◆ **Source data**:

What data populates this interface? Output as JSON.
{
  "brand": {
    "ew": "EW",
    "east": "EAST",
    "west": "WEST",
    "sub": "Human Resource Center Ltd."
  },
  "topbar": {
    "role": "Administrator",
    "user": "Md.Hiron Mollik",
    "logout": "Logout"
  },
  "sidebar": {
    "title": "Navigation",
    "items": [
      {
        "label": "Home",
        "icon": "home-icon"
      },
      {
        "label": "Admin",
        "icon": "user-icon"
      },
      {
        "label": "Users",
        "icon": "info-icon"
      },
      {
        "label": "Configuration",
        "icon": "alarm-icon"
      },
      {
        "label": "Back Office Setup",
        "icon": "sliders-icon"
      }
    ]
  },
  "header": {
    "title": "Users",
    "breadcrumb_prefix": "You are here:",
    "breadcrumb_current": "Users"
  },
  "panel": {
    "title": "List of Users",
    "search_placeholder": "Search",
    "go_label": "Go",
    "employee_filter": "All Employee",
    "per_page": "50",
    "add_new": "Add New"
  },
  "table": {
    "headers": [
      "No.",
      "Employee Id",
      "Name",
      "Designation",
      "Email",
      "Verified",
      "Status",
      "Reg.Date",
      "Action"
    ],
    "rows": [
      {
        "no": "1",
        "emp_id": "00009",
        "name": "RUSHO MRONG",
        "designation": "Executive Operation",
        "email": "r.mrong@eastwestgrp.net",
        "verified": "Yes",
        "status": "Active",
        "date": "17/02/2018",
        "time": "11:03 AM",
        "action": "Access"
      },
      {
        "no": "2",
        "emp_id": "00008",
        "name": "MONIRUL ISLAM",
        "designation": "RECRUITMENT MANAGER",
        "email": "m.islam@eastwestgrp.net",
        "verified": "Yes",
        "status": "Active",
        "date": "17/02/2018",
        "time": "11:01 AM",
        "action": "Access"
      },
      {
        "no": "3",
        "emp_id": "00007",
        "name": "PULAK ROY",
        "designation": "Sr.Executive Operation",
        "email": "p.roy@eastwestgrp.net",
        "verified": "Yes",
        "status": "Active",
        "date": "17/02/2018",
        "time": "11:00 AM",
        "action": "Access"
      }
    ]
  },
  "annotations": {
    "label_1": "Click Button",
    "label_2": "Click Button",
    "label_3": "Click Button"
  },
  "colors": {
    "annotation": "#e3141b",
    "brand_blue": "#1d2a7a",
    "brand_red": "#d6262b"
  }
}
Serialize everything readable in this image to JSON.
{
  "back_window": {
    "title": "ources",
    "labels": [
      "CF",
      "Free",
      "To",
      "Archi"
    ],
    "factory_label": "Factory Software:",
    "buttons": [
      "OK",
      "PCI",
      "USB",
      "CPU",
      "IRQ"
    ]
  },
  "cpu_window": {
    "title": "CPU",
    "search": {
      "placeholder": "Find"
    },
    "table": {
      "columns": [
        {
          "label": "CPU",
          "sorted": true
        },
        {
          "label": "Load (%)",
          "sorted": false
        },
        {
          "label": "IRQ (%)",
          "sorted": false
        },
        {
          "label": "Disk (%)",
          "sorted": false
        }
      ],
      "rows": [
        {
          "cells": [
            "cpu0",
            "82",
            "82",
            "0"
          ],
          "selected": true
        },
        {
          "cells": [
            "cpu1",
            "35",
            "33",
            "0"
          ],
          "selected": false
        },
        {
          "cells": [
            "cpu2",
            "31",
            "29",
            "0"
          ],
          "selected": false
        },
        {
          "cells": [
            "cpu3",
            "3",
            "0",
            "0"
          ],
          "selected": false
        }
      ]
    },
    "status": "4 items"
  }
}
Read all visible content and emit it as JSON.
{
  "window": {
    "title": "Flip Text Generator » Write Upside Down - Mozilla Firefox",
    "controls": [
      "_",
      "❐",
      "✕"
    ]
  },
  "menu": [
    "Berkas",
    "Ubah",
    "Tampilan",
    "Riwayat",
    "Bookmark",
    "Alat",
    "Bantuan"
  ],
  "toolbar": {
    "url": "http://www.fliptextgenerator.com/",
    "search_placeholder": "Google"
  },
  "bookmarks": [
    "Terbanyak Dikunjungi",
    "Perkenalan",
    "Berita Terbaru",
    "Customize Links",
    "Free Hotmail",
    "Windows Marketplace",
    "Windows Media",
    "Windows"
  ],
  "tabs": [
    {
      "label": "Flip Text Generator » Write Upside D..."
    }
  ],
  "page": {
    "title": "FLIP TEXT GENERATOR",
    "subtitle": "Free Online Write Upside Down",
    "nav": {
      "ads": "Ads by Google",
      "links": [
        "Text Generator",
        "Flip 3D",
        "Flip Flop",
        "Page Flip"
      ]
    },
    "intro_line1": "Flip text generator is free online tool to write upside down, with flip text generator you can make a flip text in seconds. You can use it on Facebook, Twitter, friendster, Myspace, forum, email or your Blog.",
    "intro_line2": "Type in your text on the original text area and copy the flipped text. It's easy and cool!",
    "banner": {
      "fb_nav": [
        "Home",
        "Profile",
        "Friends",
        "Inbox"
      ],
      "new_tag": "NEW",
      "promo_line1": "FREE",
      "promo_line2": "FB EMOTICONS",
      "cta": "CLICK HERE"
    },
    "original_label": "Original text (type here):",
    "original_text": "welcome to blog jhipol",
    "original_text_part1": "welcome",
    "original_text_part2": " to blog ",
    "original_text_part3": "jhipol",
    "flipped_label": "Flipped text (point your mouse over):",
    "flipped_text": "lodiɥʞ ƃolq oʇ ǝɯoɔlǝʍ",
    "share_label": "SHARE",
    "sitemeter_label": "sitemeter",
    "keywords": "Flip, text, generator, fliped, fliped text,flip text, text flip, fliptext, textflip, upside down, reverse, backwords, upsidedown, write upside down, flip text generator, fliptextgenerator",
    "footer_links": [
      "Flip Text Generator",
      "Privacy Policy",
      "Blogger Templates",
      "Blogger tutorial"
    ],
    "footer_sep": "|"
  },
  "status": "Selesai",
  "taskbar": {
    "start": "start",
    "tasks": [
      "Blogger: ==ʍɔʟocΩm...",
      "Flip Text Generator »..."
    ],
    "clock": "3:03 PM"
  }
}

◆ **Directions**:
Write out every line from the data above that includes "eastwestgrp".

◆ **Exercise output**:
        "email": "r.mrong@eastwestgrp.net",
        "email": "m.islam@eastwestgrp.net",
        "email": "p.roy@eastwestgrp.net",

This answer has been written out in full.